[[ Data excerpts, beginning ]]

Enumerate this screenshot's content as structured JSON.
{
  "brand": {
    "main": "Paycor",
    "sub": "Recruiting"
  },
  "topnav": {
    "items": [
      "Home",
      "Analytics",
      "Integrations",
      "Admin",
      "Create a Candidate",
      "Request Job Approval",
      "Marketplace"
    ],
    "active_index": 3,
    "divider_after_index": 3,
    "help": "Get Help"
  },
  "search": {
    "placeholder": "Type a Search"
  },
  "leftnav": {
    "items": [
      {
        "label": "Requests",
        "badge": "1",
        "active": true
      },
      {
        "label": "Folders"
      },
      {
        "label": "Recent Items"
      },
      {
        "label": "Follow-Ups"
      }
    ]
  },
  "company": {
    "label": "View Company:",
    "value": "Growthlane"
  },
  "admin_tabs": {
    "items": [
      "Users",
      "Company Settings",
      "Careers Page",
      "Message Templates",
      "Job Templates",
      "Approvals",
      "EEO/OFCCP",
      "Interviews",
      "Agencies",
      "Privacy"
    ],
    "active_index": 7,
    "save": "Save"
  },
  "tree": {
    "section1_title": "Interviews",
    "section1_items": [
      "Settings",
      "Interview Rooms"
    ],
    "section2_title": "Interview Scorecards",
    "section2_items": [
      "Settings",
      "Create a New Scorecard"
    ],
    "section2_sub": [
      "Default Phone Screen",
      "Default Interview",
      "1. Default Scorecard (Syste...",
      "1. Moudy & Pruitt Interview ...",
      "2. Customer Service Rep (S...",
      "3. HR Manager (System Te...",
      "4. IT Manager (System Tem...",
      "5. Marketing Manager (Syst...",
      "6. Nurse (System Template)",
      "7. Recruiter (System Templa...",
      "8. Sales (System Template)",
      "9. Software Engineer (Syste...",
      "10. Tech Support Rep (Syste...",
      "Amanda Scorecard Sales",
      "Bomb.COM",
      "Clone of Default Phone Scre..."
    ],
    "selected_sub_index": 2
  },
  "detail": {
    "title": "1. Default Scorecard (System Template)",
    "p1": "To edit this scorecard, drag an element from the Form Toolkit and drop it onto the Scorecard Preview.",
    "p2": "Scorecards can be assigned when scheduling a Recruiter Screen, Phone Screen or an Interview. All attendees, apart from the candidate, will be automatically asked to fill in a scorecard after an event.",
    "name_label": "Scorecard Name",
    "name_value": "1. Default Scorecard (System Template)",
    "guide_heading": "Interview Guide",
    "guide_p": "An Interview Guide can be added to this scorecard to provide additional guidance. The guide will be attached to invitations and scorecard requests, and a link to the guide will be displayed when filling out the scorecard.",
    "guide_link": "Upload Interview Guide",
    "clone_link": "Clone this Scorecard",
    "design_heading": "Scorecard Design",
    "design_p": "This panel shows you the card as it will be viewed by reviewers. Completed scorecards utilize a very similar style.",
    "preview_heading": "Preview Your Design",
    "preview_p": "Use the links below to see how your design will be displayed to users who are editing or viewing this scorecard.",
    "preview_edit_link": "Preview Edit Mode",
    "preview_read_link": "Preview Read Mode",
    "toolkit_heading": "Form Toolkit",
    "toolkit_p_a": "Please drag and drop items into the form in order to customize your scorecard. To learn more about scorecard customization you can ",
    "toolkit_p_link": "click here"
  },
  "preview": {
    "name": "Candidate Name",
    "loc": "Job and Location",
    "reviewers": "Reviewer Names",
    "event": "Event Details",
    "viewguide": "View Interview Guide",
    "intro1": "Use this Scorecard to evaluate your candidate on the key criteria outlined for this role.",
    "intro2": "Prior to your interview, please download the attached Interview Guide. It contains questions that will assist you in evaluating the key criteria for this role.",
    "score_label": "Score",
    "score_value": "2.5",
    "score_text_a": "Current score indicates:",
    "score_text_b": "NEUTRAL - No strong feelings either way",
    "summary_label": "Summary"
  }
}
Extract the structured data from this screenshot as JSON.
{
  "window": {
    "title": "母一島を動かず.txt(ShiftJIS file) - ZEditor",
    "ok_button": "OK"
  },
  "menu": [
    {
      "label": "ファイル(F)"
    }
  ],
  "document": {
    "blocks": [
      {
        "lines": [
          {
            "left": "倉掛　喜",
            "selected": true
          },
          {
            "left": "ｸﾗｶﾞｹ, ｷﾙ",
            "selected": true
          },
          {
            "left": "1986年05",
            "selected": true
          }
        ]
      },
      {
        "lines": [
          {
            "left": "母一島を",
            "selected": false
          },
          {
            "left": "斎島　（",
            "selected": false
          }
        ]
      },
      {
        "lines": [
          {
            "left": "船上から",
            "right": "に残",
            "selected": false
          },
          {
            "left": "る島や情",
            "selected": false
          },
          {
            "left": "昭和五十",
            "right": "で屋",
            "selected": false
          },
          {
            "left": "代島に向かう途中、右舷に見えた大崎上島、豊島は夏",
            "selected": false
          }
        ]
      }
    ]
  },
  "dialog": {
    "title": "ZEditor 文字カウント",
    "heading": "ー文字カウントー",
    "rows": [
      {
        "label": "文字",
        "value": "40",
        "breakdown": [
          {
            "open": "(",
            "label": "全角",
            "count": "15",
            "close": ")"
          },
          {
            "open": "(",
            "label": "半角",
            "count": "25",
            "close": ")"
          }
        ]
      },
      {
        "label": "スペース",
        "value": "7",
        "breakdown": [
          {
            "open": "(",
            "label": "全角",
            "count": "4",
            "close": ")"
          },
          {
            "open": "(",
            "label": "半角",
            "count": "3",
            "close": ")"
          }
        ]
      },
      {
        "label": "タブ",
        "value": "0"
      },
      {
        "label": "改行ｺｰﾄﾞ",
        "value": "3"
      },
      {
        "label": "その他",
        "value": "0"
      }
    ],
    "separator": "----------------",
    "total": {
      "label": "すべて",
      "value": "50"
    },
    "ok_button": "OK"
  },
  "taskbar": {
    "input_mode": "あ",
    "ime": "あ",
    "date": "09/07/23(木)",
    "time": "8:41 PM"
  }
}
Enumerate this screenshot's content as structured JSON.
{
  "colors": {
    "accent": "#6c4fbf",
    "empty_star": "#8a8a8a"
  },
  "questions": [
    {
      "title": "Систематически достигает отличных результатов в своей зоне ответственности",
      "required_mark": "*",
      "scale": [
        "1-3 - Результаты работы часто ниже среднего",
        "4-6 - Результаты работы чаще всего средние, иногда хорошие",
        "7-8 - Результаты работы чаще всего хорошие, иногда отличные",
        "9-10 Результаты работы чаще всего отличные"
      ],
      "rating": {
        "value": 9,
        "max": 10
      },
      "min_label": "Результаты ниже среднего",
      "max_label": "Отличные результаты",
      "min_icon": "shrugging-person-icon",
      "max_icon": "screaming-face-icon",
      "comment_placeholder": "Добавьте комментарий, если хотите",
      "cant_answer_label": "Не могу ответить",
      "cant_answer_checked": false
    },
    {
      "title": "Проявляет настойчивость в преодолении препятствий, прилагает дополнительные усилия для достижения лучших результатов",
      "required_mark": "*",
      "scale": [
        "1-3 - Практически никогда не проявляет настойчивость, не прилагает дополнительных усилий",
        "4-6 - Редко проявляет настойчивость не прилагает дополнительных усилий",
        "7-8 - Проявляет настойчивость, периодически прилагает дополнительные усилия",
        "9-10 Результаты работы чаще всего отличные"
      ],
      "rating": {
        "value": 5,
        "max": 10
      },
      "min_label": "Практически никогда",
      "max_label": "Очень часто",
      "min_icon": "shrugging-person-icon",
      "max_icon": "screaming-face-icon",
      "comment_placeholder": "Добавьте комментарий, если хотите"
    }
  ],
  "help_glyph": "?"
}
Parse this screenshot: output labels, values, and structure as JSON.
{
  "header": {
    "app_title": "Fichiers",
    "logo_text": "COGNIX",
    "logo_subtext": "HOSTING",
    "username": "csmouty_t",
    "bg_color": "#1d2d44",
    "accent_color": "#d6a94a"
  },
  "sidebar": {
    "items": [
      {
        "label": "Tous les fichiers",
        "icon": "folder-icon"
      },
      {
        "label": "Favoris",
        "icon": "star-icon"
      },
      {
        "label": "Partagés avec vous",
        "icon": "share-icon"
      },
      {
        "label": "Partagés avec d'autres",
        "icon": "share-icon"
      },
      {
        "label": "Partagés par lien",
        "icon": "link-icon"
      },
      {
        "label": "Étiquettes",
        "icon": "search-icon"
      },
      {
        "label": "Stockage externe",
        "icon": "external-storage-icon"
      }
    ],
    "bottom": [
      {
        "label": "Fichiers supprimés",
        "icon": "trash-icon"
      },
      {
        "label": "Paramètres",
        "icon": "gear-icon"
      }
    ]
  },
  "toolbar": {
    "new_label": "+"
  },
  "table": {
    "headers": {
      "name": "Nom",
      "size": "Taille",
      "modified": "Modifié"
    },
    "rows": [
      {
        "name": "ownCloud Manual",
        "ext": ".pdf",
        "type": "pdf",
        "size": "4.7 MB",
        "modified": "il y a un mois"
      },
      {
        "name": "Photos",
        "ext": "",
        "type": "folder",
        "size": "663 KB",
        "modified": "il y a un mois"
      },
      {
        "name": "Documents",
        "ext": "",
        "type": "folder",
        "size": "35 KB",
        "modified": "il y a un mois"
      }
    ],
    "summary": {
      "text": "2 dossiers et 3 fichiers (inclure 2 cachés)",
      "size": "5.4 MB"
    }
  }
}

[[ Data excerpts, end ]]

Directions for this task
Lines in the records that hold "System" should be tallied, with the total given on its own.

Answer space
7